– ANAND V.
This, really, is not a technical, or even legal problem: we first need to understand the ethical questions here. At a basic level, messaging services are different from Twitter or Facebook. The data here is not being “shared” with the world at large, or all your friends.
Should WhatsApp messages be compared to letters being sent between individuals? (In which case one could use old postal laws as a basis for regulating these things.) Or is it closer to Twitter somehow? The government needs to clearly define these things in a data protection regulation without just vaguely saying “social media”.
Where are we on the data privacy bill? Please elaborate on the current status and last sets of key development?
Last year on the 12th of December 2019, the Personal Data Protection Bill was introduced in Parliament for the first time. However, the conversation on India’s proposed framework began back in the year 2017, when the Supreme Court in the K.S Puttaswamy v.s. The Union of India case decreed that privacy is also a fundamental right, one that finds its footing in the right to life and personal liberty under Article 21.
A year later, the Committee submitted its report titled “A Free and Fair Digital Economy – Protecting Privacy, Empowering Indians, along with a draft Data Protection Bill, to the Ministry of Electronics and Information Technology. The report was around 200 pages long and identified key issues in data protection such as consent frameworks, establishment of a regulatory authority for data, classification of data and data fiduciaries, regulation of cross-border data flows to name a few. The Draft Personal Data Protection Bill submitted along with the report, largely inspired and modelled around the basic principles laid down in the General Data Protection Regulation of the EU (EU GDPR), was extensive and laid down detailed recommendations for the Government to adopt.
The Government finally tabled its version of the Bill in the Parliament in December 2019, keeping true to its promise of intense scrutiny before introducing it in Parliament. However, immediately after the introduction of the Bill, it was sent to a Joint Parliamentary Committee (JPC) for scrutiny. The Personal Data Protection Bill, 2019 also showed several variations as compared to the draft bill suggested by the Committee of Experts. Among the most contentious variations, has been the expansion of the scope of exemptions for the Government and enhancement of the powers of the Government. There exists a possibility to challenge parts of the legislation in court for failing to meet the tests of necessity and proportionality as laid down in the Puttaswamy judgement, facing the same fate as Section 57 of the Aadhaar Act (which allowed private enterprises to use data collected by the Government for Aadhaar) which was struck down due to the lack of purpose limitation. The Bill has also placed controls over thestorage of data by mandating a localisation regime, which could impact the free flow of data and is likely to affect trade in the digital sector. Though there have been other issues raised, another poignant concern remains India’s capacity to implement such sweeping changes to the data ecosystem without a clearly defined implementational strategy that remains absent in the new Bill.

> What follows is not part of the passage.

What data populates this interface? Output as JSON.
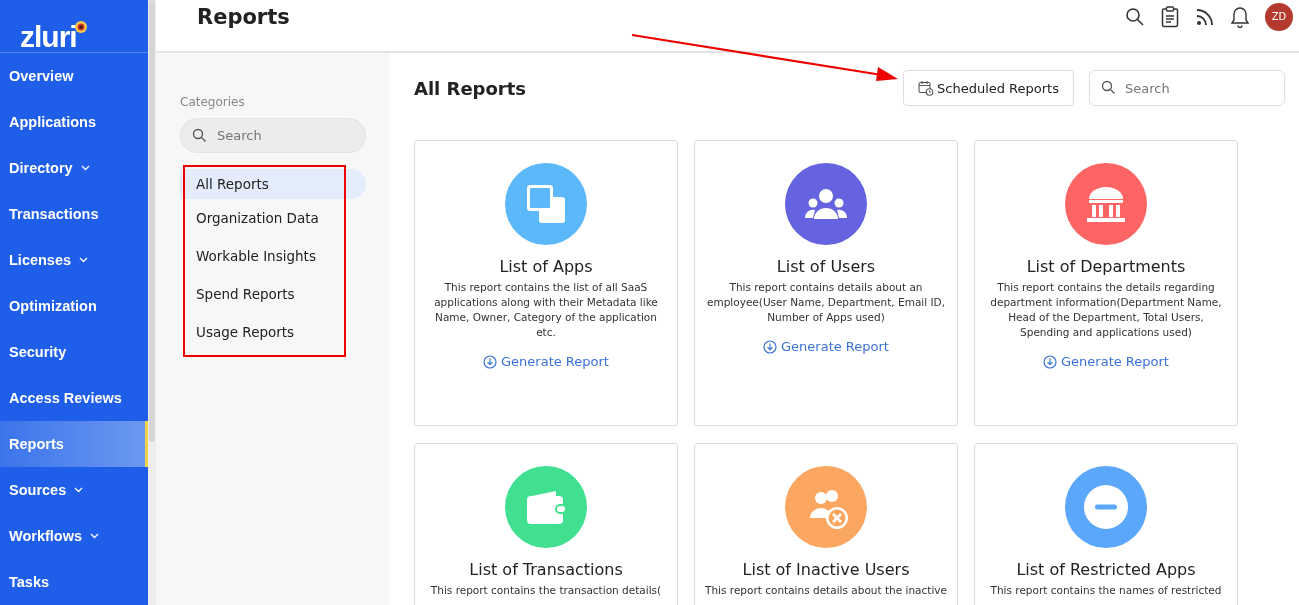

As India rapidly moves into an era of digitisation, with technology being utilised for better delivery of welfare services and for innovation in almost all sectors, the need for a data protection framework is being felt very strongly to protect citizens and empower the Government. However, the road from a state of almost zero protection to an extensive and detailed data governance framework is not going to be an easy or short one. Once the legislation is conceptualized, the task of implementation and ensuring compliance will begin, considering India’s data infrastructure and state of the sector at present – this is going to be an important task. In order to protect the interests of Indian citizens and make India a favourable tech destination it is imperative that the Government speeds up the process and brings in place a well-balanced law at the earliest.
– SHEFALI M.